Yesterday afternoon it was 13°. I had to carry my coat as I walked back from the aquarium store. The “pineapple express from Hawaii” then brought biblical rain throughout the night.
Miss a guy? Write a poem about him on Valentine’s Day and after months of silence he’ll send you an affectionate text on the same day. That’s what happened to me.
When I was in my late twenties a prestigious magazine commissioned an article on the exploding market in First Nations contemporary art. I was so intimidated by the challenge I worked harder on that article than on any other since; it’s always been unrecognizable to me, unlike all my other work. Yes, it was better but it had no soul. I want to bring that level of intensity to the dialogue in my script — but not the soulless part. I’ve been ambivalent about applying for the Boca del Lupo workshop but I’ve decided to apply and then decide whether or not to do it if it’s offered.
I saw Dr. Dorscheid on Tuesday. He’s my asthma doctor. He’s open, incredibly bright and a wide-open soul with a busy clinical practice, a heavy academic load and research responsibilities. Boy do we have interesting talks: Today we talked about his brother, an ex-con and who’s dying of Fentanyl.
This afternoon I see Dr. S. It’s the appointment at which I expect an A++. I’m excited about telling her about my insights; I’ve written everything down. I’m keen to see and hear her reaction.
“For a long time it has been assumed that excessive tension in stuttering is related to exaggerated emotions of anxiety or fear in social settings. However, there is no strong evidence that speech-related anxiety in persons who stutter is typically a result of the basic speech problem and not a primary cause of stuttering.

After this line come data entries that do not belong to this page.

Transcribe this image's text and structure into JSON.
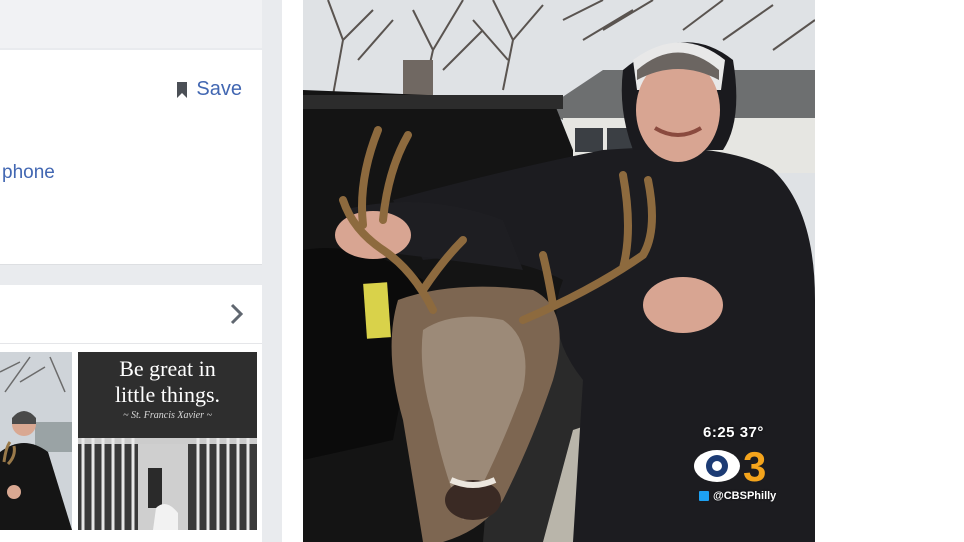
{
  "post_card": {
    "save_label": "Save",
    "phone_link": "phone"
  },
  "photos_card": {
    "quote": {
      "line1": "Be great in",
      "line2": "little things.",
      "attribution": "~ St. Francis Xavier ~"
    }
  },
  "broadcast_overlay": {
    "time_temp": "6:25 37°",
    "network_number": "3",
    "twitter_handle": "@CBSPhilly"
  },
  "colors": {
    "link_blue": "#4267b2",
    "cbs_gold": "#f4a41c",
    "twitter_blue": "#1da1f2"
  }
}
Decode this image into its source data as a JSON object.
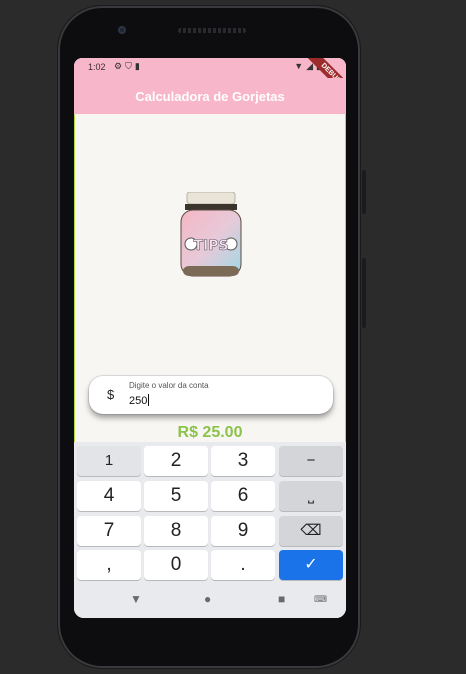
{
  "status_bar": {
    "time": "1:02",
    "left_icons": [
      "gear-icon",
      "shield-icon",
      "sd-card-icon"
    ],
    "right_icons": [
      "wifi-icon",
      "signal-icon",
      "battery-icon"
    ],
    "debug_label": "DEBUG"
  },
  "app_bar": {
    "title": "Calculadora de Gorjetas"
  },
  "jar": {
    "label": "TIPS"
  },
  "amount_field": {
    "prefix": "$",
    "label": "Digite o valor da conta",
    "value": "250"
  },
  "tip_result": "R$ 25.00",
  "keyboard": {
    "rows": [
      [
        "1",
        "2",
        "3",
        "−"
      ],
      [
        "4",
        "5",
        "6",
        "⎵"
      ],
      [
        "7",
        "8",
        "9",
        "⌫"
      ],
      [
        ",",
        "0",
        ".",
        "✓"
      ]
    ]
  },
  "nav": {
    "back": "▼",
    "home": "●",
    "recents": "■"
  },
  "colors": {
    "accent": "#f7b6c9",
    "tip": "#8bc34a",
    "done": "#1a73e8"
  }
}
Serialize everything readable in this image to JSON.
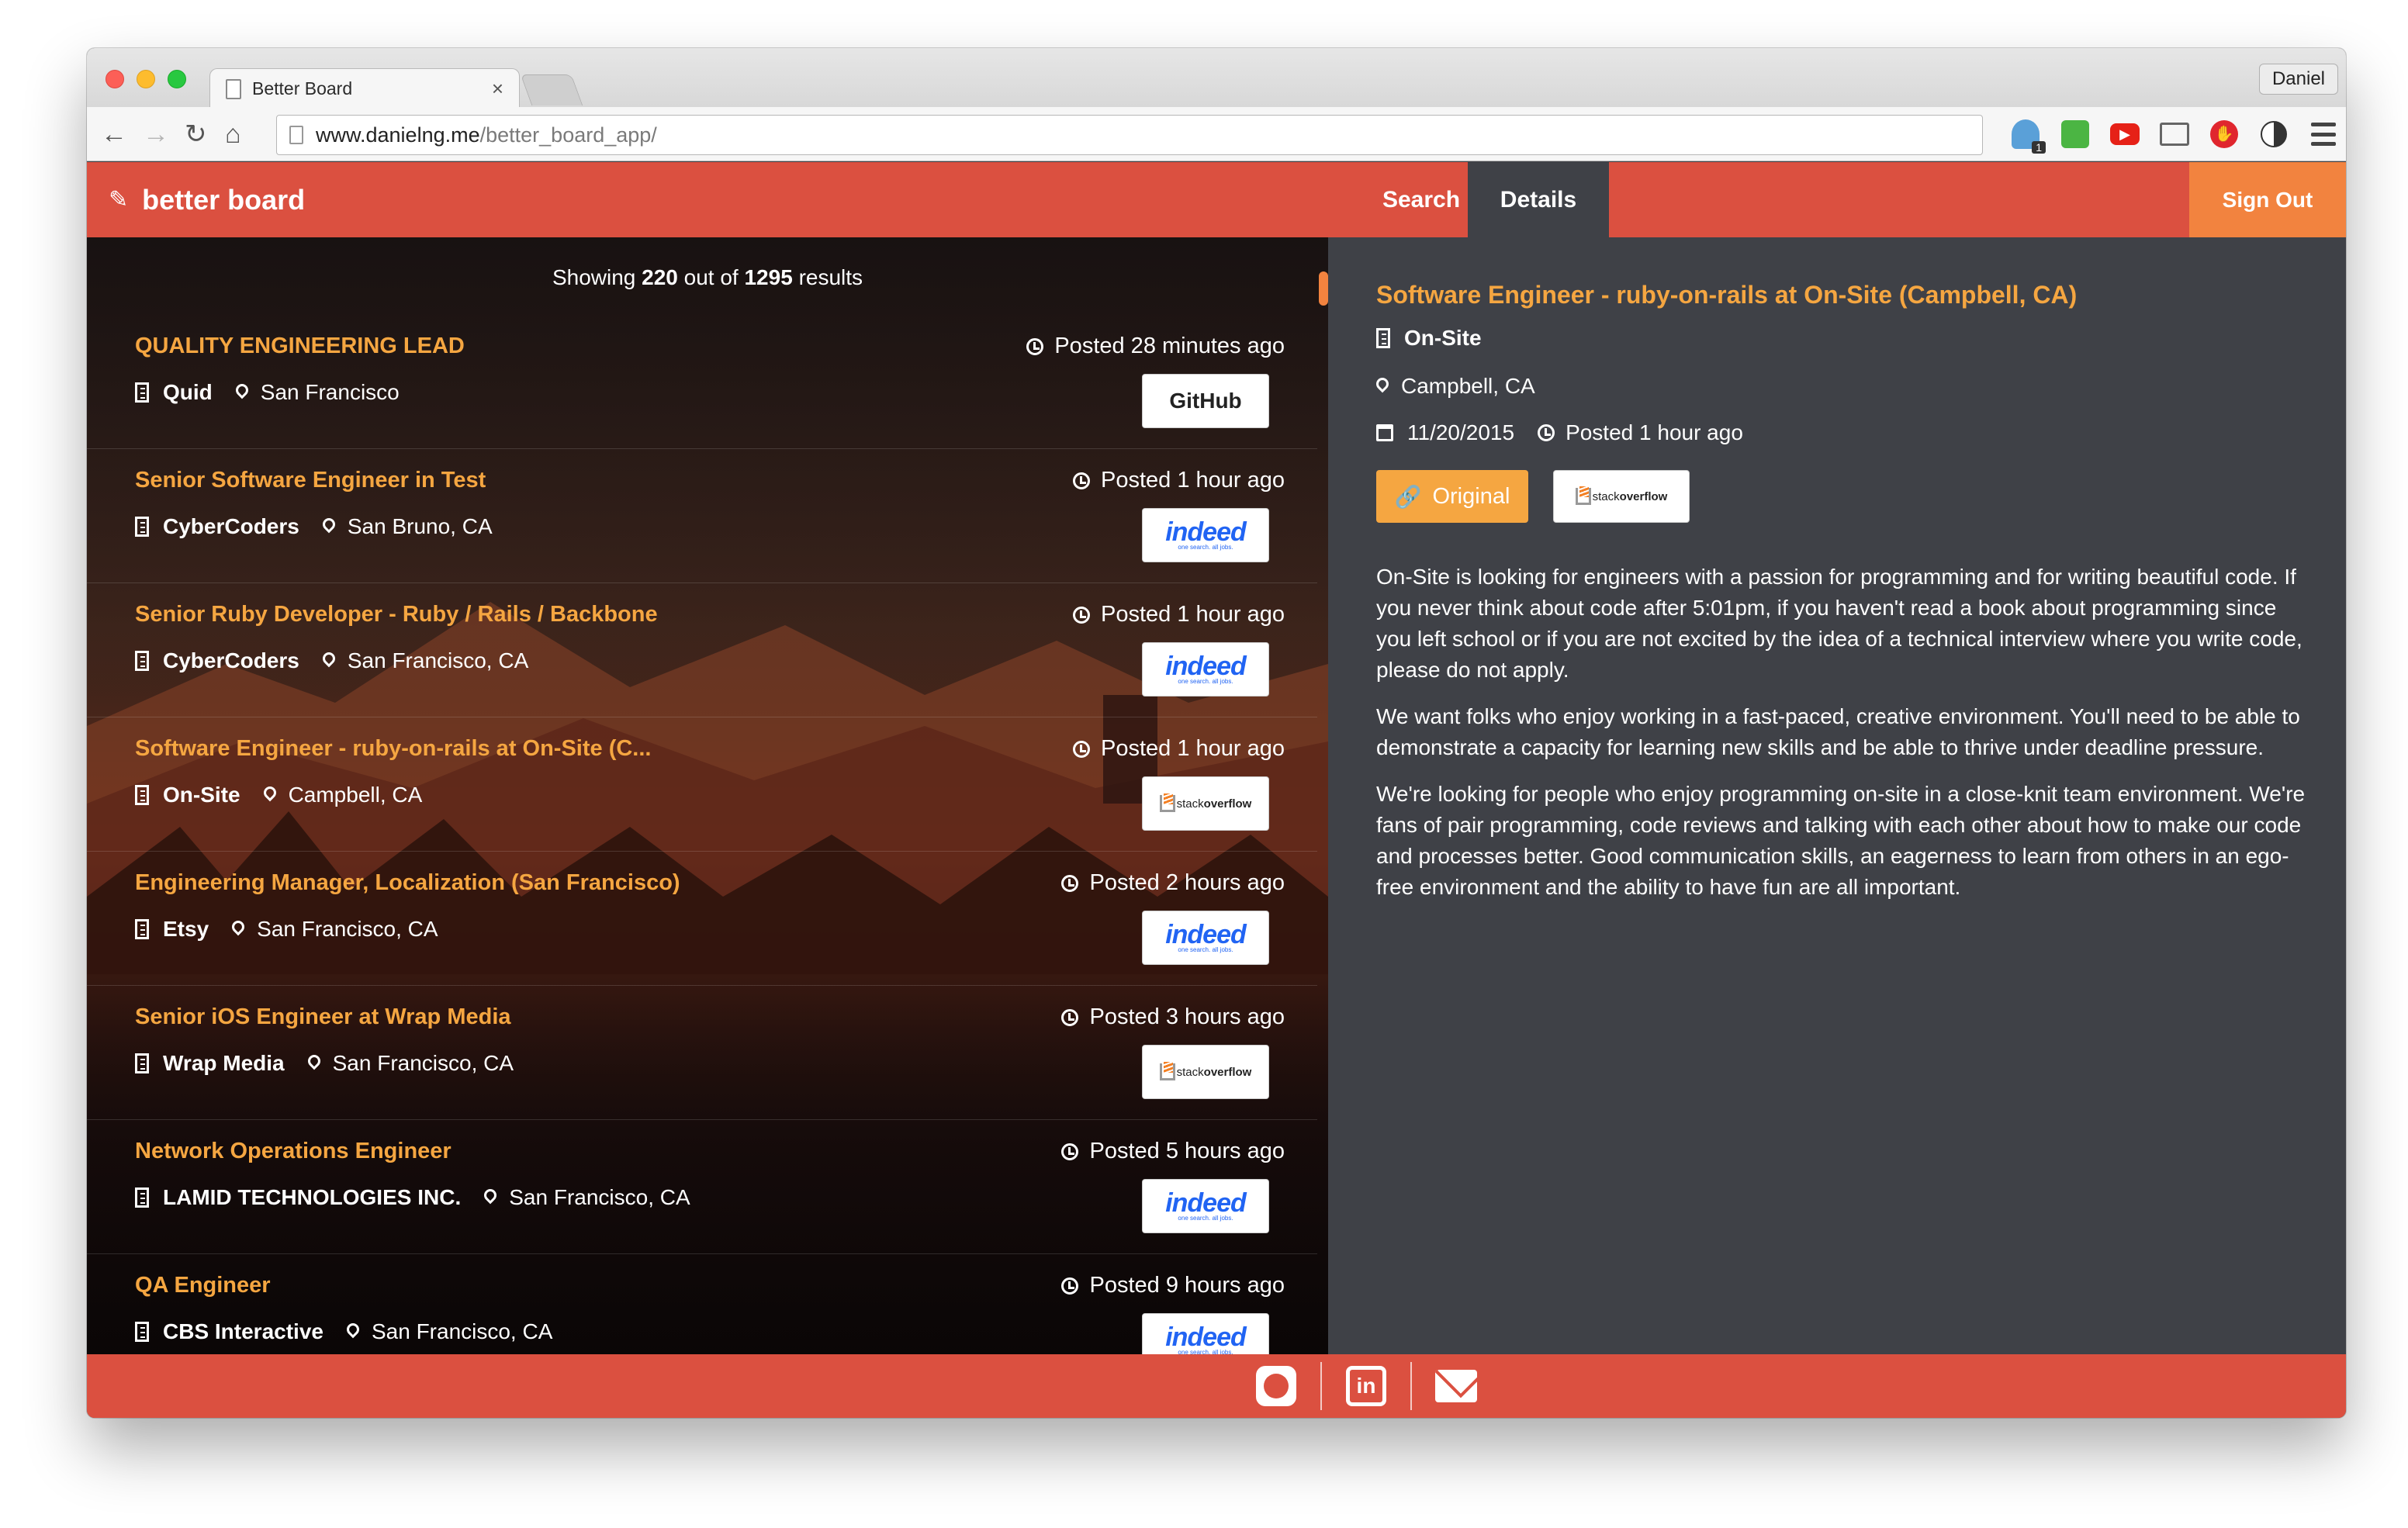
{
  "browser": {
    "tab_title": "Better Board",
    "tab_close": "×",
    "profile": "Daniel",
    "url_host": "www.danielng.me",
    "url_path": "/better_board_app/",
    "nav": {
      "back": "←",
      "forward": "→",
      "reload": "↻",
      "home": "⌂"
    },
    "extension_badge": "1"
  },
  "app": {
    "brand": "better board",
    "brand_icon": "pushpin-icon",
    "nav": {
      "search": "Search",
      "details": "Details",
      "sign_out": "Sign Out"
    },
    "active_nav": "details"
  },
  "results": {
    "prefix": "Showing",
    "shown": "220",
    "middle": "out of",
    "total": "1295",
    "suffix": "results"
  },
  "jobs": [
    {
      "title": "QUALITY ENGINEERING LEAD",
      "company": "Quid",
      "location": "San Francisco",
      "posted": "Posted 28 minutes ago",
      "source": "github",
      "source_label": "GitHub"
    },
    {
      "title": "Senior Software Engineer in Test",
      "company": "CyberCoders",
      "location": "San Bruno, CA",
      "posted": "Posted 1 hour ago",
      "source": "indeed",
      "source_label": "indeed"
    },
    {
      "title": "Senior Ruby Developer - Ruby / Rails / Backbone",
      "company": "CyberCoders",
      "location": "San Francisco, CA",
      "posted": "Posted 1 hour ago",
      "source": "indeed",
      "source_label": "indeed"
    },
    {
      "title": "Software Engineer - ruby-on-rails at On-Site (C...",
      "company": "On-Site",
      "location": "Campbell, CA",
      "posted": "Posted 1 hour ago",
      "source": "stackoverflow",
      "source_label": "stackoverflow"
    },
    {
      "title": "Engineering Manager, Localization (San Francisco)",
      "company": "Etsy",
      "location": "San Francisco, CA",
      "posted": "Posted 2 hours ago",
      "source": "indeed",
      "source_label": "indeed"
    },
    {
      "title": "Senior iOS Engineer at Wrap Media",
      "company": "Wrap Media",
      "location": "San Francisco, CA",
      "posted": "Posted 3 hours ago",
      "source": "stackoverflow",
      "source_label": "stackoverflow"
    },
    {
      "title": "Network Operations Engineer",
      "company": "LAMID TECHNOLOGIES INC.",
      "location": "San Francisco, CA",
      "posted": "Posted 5 hours ago",
      "source": "indeed",
      "source_label": "indeed"
    },
    {
      "title": "QA Engineer",
      "company": "CBS Interactive",
      "location": "San Francisco, CA",
      "posted": "Posted 9 hours ago",
      "source": "indeed",
      "source_label": "indeed"
    }
  ],
  "indeed_tagline": "one search. all jobs.",
  "so_wordmark": {
    "light": "stack",
    "bold": "overflow"
  },
  "detail": {
    "title": "Software Engineer - ruby-on-rails at On-Site (Campbell, CA)",
    "company": "On-Site",
    "location": "Campbell, CA",
    "date": "11/20/2015",
    "posted": "Posted 1 hour ago",
    "original_button": "Original",
    "source": "stackoverflow",
    "description": [
      "On-Site is looking for engineers with a passion for programming and for writing beautiful code. If you never think about code after 5:01pm, if you haven't read a book about programming since you left school or if you are not excited by the idea of a technical interview where you write code, please do not apply.",
      "We want folks who enjoy working in a fast-paced, creative environment. You'll need to be able to demonstrate a capacity for learning new skills and be able to thrive under deadline pressure.",
      "We're looking for people who enjoy programming on-site in a close-knit team environment. We're fans of pair programming, code reviews and talking with each other about how to make our code and processes better. Good communication skills, an eagerness to learn from others in an ego-free environment and the ability to have fun are all important."
    ]
  },
  "footer": {
    "icons": [
      "github-icon",
      "linkedin-icon",
      "email-icon"
    ],
    "linkedin_text": "in"
  },
  "colors": {
    "brand_red": "#db5040",
    "accent_orange": "#f5a641",
    "signout_orange": "#f2833f",
    "detail_bg": "#3f4147"
  }
}
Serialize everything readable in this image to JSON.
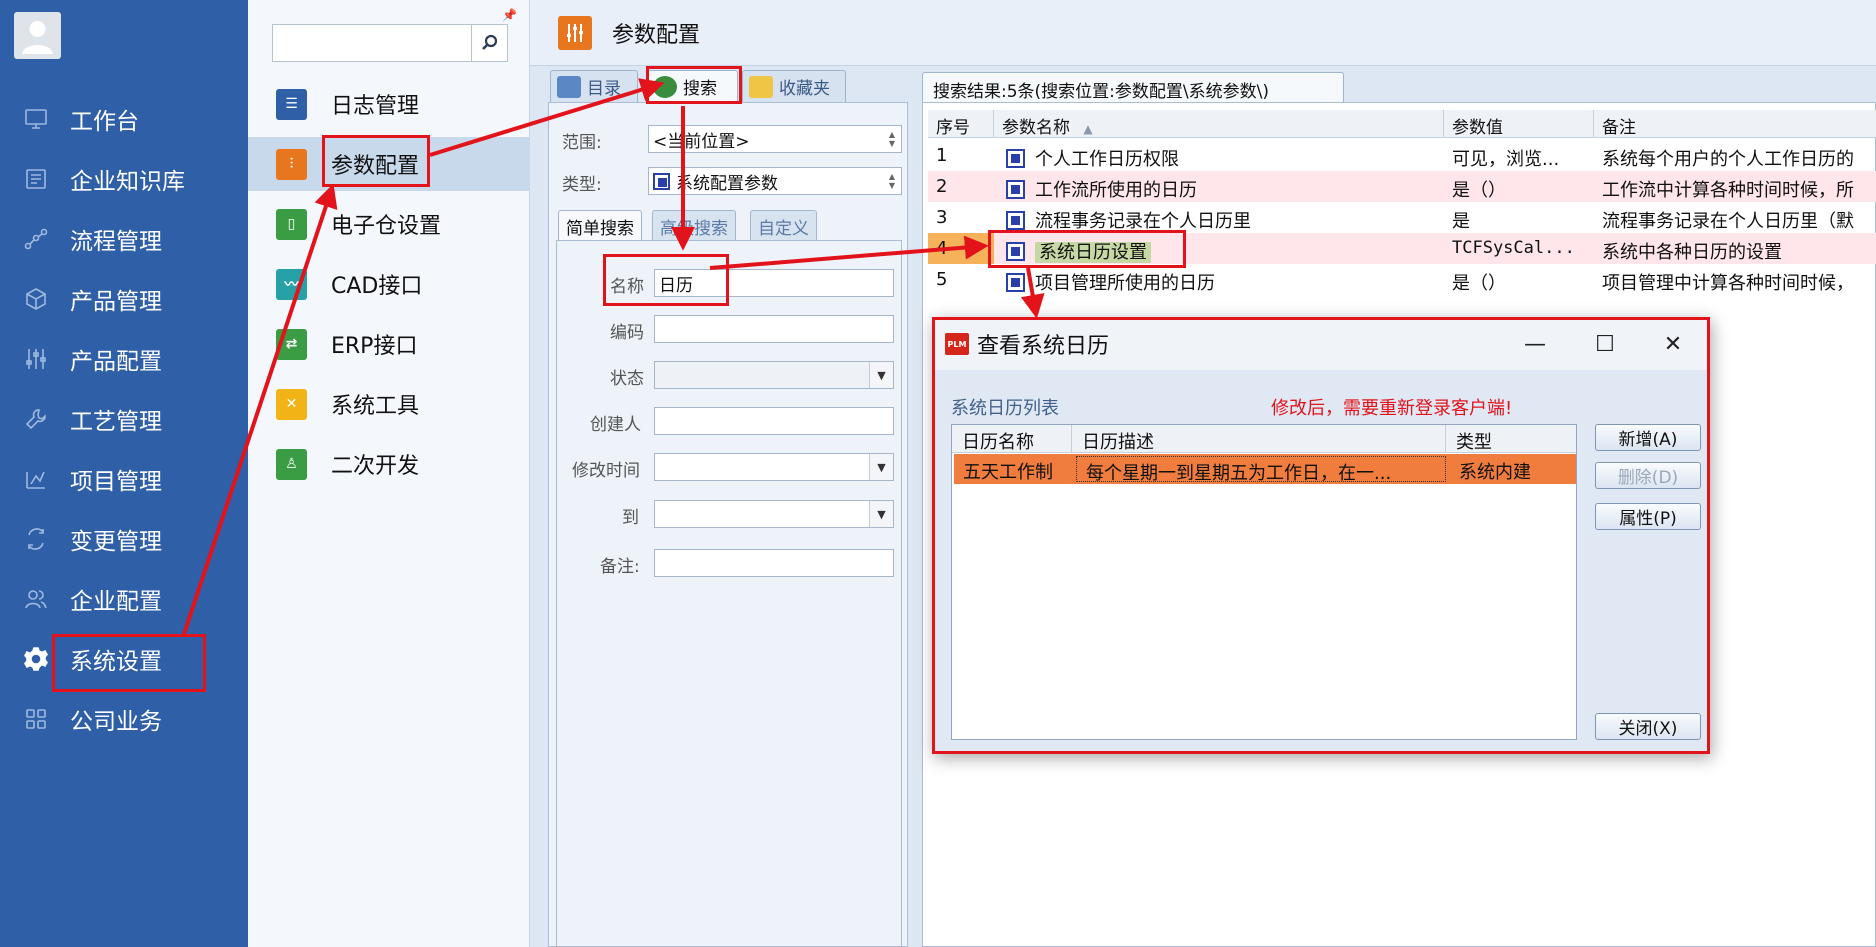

For examples, children who begin to stutter do not show higher levels of anxiety or shyness than other children, and emotionally reactive children do not appear to have a higher risk for development of persistent stuttering.” ~ Per Alm, Uppsala University Department of Neuroscience, Sweden.